PenetrationThey give deep penetration into the target.They pierce the target deeper than an aluminum arrow.

What are Aluminum Arrows?

Aluminum arrows are one of the three types of arrows that are used in archery, apart from carbon and wood arrows. They have been in use for more than eighty years and are one of the most dependable arrows for archers. They are available in a range of sizes.

Aluminum arrows are mainly used for high-level indoor range shooting or short-distance shooting. They are exceedingly light in weight which allows them to be fast and easy to transport. With this they are also durable which means, they will last longer than materials like, wood and less time will be spent on gear change. They are perfect for beginners and experienced archers as they are easy to use and have high strength and consistent straightness which gives deeper penetration while hunting.

They are also famous among archers as they cost less and have good durability and life span. People who want to start archery as a hobby or a career can start with aluminum arrows for the many advantages they have. Although aluminum arrows do bend easily when manhandled they do not crack or shatter like carbon arrows.

What are Carbon Arrows?

Carbon arrows are comparatively new to the archery world as it has only been thirty to forty years since they were last used. They are based on the latest technology and are still evolving. They are faster, straighter, and more durable than any other arrow type.

The durability of carbon arrows lasts even when manhandled which makes them a good choice for the archers who want to reuse their gears for a long time, which compensates for their high price. They can take manhandling and still perform as if they were new. They maintain their straightness which gives them good accuracy.

They are more lightweight and have narrow shafts compared to other arrow types. Since the narrow shafts are less subject to wind drift, they give deeper penetration and more accuracy. And their lightweight makes them good for long-distance shooting.

When a person is new or a beginner in archery, they are bound to lose their sets or gears during their training, and because the price of carbon arrows is high, it is reasonable to state that carbon arrows are most suited for professionals and experienced archers because of their lightweight and durability.

Main Differences Between Aluminum and Carbon Arrows

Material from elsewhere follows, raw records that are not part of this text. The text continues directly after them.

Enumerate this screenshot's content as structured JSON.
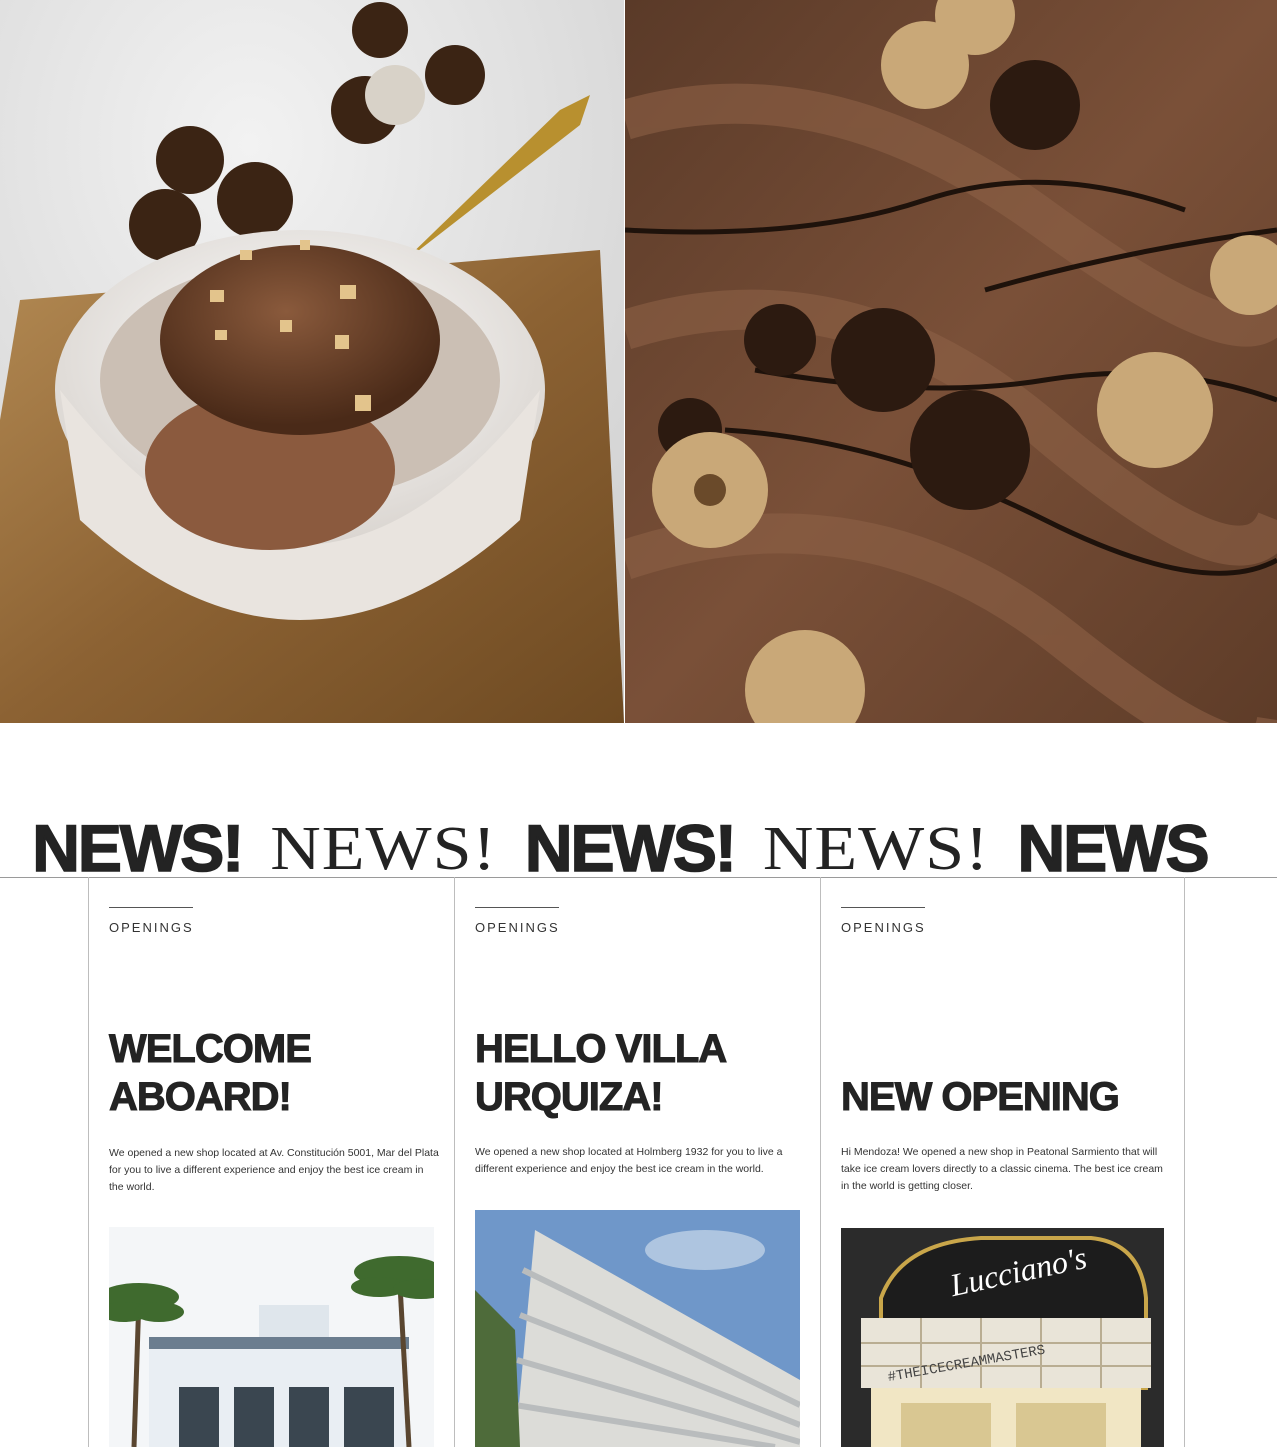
{
  "news_ticker": {
    "words": [
      "S!",
      "NEWS!",
      "NEWS!",
      "NEWS!",
      "NEWS!",
      "NEWS"
    ]
  },
  "hero": {
    "left_image": "chocolate-ice-cream-bowl",
    "right_image": "chocolate-hazelnut-gelato-closeup"
  },
  "cards": [
    {
      "category": "OPENINGS",
      "title": "WELCOME ABOARD!",
      "text": "We opened a new shop located at Av. Constitución 5001, Mar del Plata for you to live a different experience and enjoy the best ice cream in the world.",
      "image": "storefront-with-palm-trees"
    },
    {
      "category": "OPENINGS",
      "title": "HELLO VILLA URQUIZA!",
      "text": "We opened a new shop located at Holmberg 1932 for you to live a different experience and enjoy the best ice cream in the world.",
      "image": "modern-apartment-building"
    },
    {
      "category": "OPENINGS",
      "title": "NEW OPENING",
      "text": "Hi Mendoza! We opened a new shop in Peatonal Sarmiento that will take ice cream lovers directly to a classic cinema. The best ice cream in the world is getting closer.",
      "image": "cinema-style-storefront",
      "image_sign": "Lucciano's",
      "image_marquee": "#THEICECREAMMASTERS"
    }
  ],
  "colors": {
    "text_dark": "#232323",
    "divider": "#bdbdbd"
  }
}
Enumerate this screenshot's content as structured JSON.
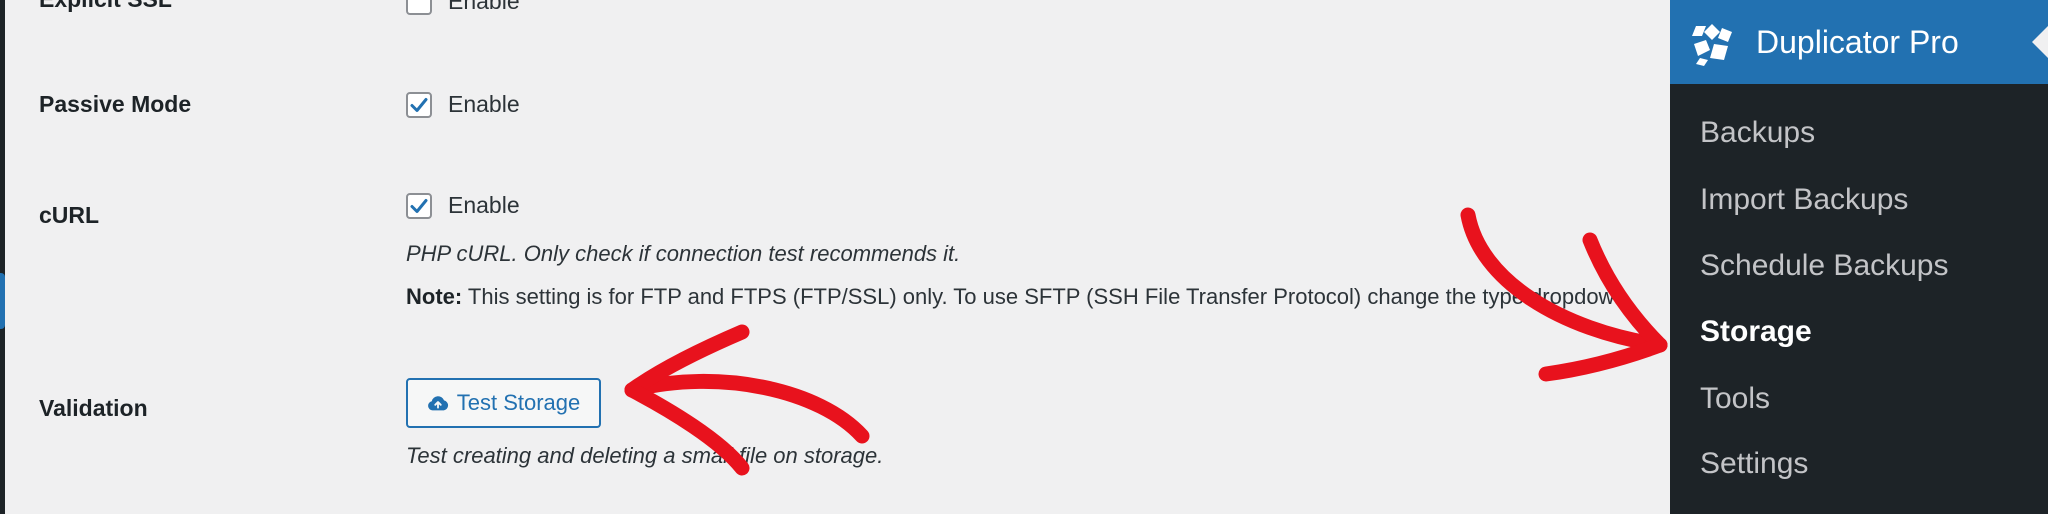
{
  "rows": {
    "explicit_ssl": {
      "label": "Explicit SSL",
      "check_label": "Enable",
      "checked": false
    },
    "passive_mode": {
      "label": "Passive Mode",
      "check_label": "Enable",
      "checked": true
    },
    "curl": {
      "label": "cURL",
      "check_label": "Enable",
      "checked": true,
      "description": "PHP cURL. Only check if connection test recommends it.",
      "note_label": "Note:",
      "note_text": " This setting is for FTP and FTPS (FTP/SSL) only. To use SFTP (SSH File Transfer Protocol) change the type dropdown"
    },
    "validation": {
      "label": "Validation",
      "button_label": "Test Storage",
      "description": "Test creating and deleting a small file on storage."
    }
  },
  "sidebar": {
    "title": "Duplicator Pro",
    "items": [
      {
        "label": "Backups",
        "active": false
      },
      {
        "label": "Import Backups",
        "active": false
      },
      {
        "label": "Schedule Backups",
        "active": false
      },
      {
        "label": "Storage",
        "active": true
      },
      {
        "label": "Tools",
        "active": false
      },
      {
        "label": "Settings",
        "active": false
      }
    ]
  },
  "icons": {
    "check": "checkmark-icon",
    "button": "cloud-upload-icon",
    "logo": "duplicator-logo-icon"
  },
  "colors": {
    "accent": "#2271b1",
    "sidebar_bg": "#1d2327",
    "annotation": "#e8121d"
  }
}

  1. Aluminum arrows have a shorter lifespan than carbon arrows. Although they do last longer than wood arrows.
  2. Aluminum arrows are used for shooting at short distances or in indoor shooting, whereas carbon arrows are used for shooting at longer distances.
  3. Aluminum arrows are cost-friendly and have a good cost-to-value ratio, whereas carbon arrows are comparatively costlier.
  4. The shaft of aluminum arrows is broad in comparison to carbon arrows, whose shaft is narrow.
  5. The aluminum arrows, with time and usage, will bend, whereas carbon arrows do not bend; they maintain their straightness.
  6. Aluminum arrows are slower in comparison to carbon arrows.
  7. Carbon arrows give deeper penetration than aluminum arrows.
  8. Aluminum arrows are best suited for beginners, while carbon arrows are best suited for experienced or professional archers.

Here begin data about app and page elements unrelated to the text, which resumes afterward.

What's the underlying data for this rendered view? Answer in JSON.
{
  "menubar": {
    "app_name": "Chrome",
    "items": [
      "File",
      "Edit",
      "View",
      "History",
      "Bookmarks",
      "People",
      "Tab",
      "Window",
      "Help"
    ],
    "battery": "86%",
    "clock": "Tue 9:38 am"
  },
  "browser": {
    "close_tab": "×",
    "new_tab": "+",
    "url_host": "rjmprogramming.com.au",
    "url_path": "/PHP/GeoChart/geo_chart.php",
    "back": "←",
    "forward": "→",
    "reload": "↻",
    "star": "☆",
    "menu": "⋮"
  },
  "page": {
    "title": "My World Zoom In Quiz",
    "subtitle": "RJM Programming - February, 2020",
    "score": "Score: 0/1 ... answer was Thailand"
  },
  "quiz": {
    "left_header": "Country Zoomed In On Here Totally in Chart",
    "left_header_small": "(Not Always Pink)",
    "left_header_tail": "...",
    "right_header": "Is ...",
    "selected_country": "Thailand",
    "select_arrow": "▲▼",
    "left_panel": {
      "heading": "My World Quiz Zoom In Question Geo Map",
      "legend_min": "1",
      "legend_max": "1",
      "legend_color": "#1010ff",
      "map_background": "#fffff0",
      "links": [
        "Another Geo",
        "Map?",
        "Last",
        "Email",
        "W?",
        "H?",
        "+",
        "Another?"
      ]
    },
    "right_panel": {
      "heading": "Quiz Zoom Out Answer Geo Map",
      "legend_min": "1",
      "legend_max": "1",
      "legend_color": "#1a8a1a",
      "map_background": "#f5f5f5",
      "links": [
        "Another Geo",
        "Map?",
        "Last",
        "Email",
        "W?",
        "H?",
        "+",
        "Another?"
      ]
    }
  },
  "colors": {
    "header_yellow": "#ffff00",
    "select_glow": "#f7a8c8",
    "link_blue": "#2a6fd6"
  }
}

Conclusion

Aluminum arrows and carbon arrows are two types of arrows that confuse people the most. They both have their benefits and drawbacks, and they differ from each other in many ways, like how carbon arrows are lightweight and straighter in comparison to aluminum arrows. They have narrow shafts, which gives them deeper penetration compared to other types of arrows. They are faster and costlier than aluminum arrows and are the most durable arrows out there.

Aluminum arrows are more suitable for beginners as they are easy to use and less costly, while carbon arrows are most suited for experienced archers as they are lightweight and have good longevity.

Carbon arrows are used for shooting at longer ranges because of their straightness and lightweight, while aluminum arrows are used for high-level indoor shooting. The major drawback of carbon arrows is that they might crack or shatter with intense impact because of their strength, while aluminum arrows will bend.

References

  1. http://www.soclabo.org/index.php/laboratorium/article/view/144
  2. https://arxiv.org/abs/1909.08186